The Garden Inside

Late last fall, I found fresh trimmings from the garden’s grape vines in the compost pile and decided to experiment. I made cuttings, put them in a jar of water on the kitchen counter, and let them be. Over the course of a couple of months, these sticks began to bulge with roots and

Grape vines growing on the kitchen counter.

then shoots—and now leaves of a delicate pale green. Decoratively speaking, they make a lovely living centerpiece for the table. I’m hoping I can eventually get them to grow more permanently in a pot on our balcony as well. I have in mind the stories of homegrown wine in Greenwich Village: Italian families bringing grape vines from Italy, growing them up the outside walls of their buildings, and pressing their own wines. A truly local production.

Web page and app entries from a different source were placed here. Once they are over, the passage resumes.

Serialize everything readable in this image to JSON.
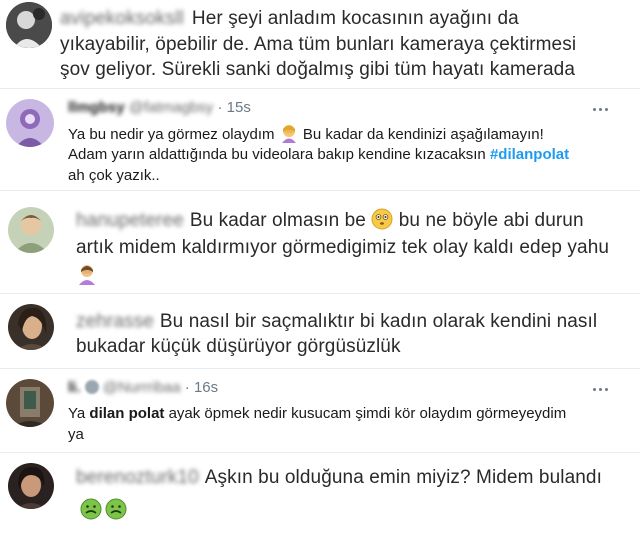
{
  "comments": [
    {
      "username": "avipekoksoksll",
      "lines": [
        "Her şeyi anladım kocasının ayağını da",
        "yıkayabilir, öpebilir de. Ama tüm bunları kameraya çektirmesi",
        "şov geliyor. Sürekli sanki doğalmış gibi tüm hayatı kamerada"
      ]
    },
    {
      "display_name": "llmgbsy",
      "handle": "@fatmagbsy",
      "time": "· 15s",
      "more_icon": "ellipsis-icon",
      "line1_a": "Ya bu nedir ya görmez olaydım",
      "line1_b": "Bu kadar da kendinizi aşağılamayın!",
      "line2_a": "Adam yarın aldattığında bu videolara bakıp kendine kızacaksın",
      "hashtag": "#dilanpolat",
      "line3": "ah çok yazık.."
    },
    {
      "username": "hanupeteree",
      "line1_a": "Bu kadar olmasın be",
      "line1_b": "bu ne böyle abi durun",
      "line2": "artık midem kaldırmıyor görmedigimiz tek olay kaldı edep yahu"
    },
    {
      "username": "zehrasse",
      "line1": "Bu nasıl bir saçmalıktır bi kadın olarak kendini nasıl",
      "line2": "bukadar küçük düşürüyor görgüsüzlük"
    },
    {
      "display_name": "li.",
      "handle": "@Nurrribaa",
      "time": "· 16s",
      "more_icon": "ellipsis-icon",
      "line1_a": "Ya",
      "line1_bold": "dilan polat",
      "line1_b": "ayak öpmek nedir kusucam şimdi kör olaydım görmeyeydim",
      "line2": "ya"
    },
    {
      "username": "berenozturk10",
      "line1": "Aşkın bu olduğuna emin miyiz? Midem bulandı"
    }
  ],
  "colors": {
    "hashtag": "#1d9bf0",
    "meta": "#6b7a86",
    "divider": "#e6ecf0",
    "nausea_emoji": "#7cc44a"
  }
}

Other winter projects are taking place on windowsills, inside cabinets, and on top of the refrigerator. For instance, I’m growing ferns! Thanks to a class in propagation, I now have a mound of fern prothalli growing in a sealed plastic cup. These heart-shaped, leaflike organisms are where eggs and sperm meet (given a droplet of water falling exactly in the right spot for a sperm to swim to an egg) and reproduce to form a sporophyte that grows into a fern plant. The spores of the Osmunda regalis are startlingly blue-green (though only the green shows up in the photo below) and thus photosynthetic.

Fern spores

Fern spores

Fern prothalli

Fern prothalli

Oyster mushrooms occupy the top of the refrigerator where it is warm and dimly lit. These sculptural fungi are highly decorative. I put them on a table in late afternoon and the setting sun flamed out around their votive-like caps. Quick and easy to grow, they also make an

Mushrooms fruiting out

Mushrooms fruiting out

excellent indoor gardening project for preschoolers. Oyster mushrooms have a fairly strong smoky—and of course, oyster-y— taste, so they are not necessarily ideal for the taste buds of young children. For everyone else, I’ve found preparing them in a vegetable broth with some miso and wine (I happened to use sherry in a recent concoction) helps balance the smokiness while bringing out the intense earthiness of this mushroom.

Oyster mushrooms grow out of their mini farm.

Oyster mushrooms grow out of their mini farm.

In the cabinet over the fridge, a bulb-forcing operation is taking place. In the same plant propagation class, I learned to scoop a hyacinth bulb. By wounding all the scales with a sharpened spoon edge or pen knife, a wound response is triggered, leading to the growth of

Hyacinth bulb scooped to propagate "babies," or bulblets.

Hyacinth bulb scooped to propagate “babies,” or bulblets.

adventitious bulblets. A sealed baggie keeps the bulb happily humid although it also makes for a nice environment for fungi. When mold developed, I thought that would be that, but a dusting with fungicide gave the bulblets a chance to grow.

When a friend needed to bring her summer garden indoors, she invited me to handle the succulents that she could no longer fit on her apartment windowsills. That has been inspiring me to understand them better, learn their names, and create miniature succulent scenes. It’s a little like setting up a dollhouse—and presents another way to engage kids with plants during the winter. Placing stones and shells is something three- and four-year-olds can’t seem to resist.

Another tiny world.

Tiny world.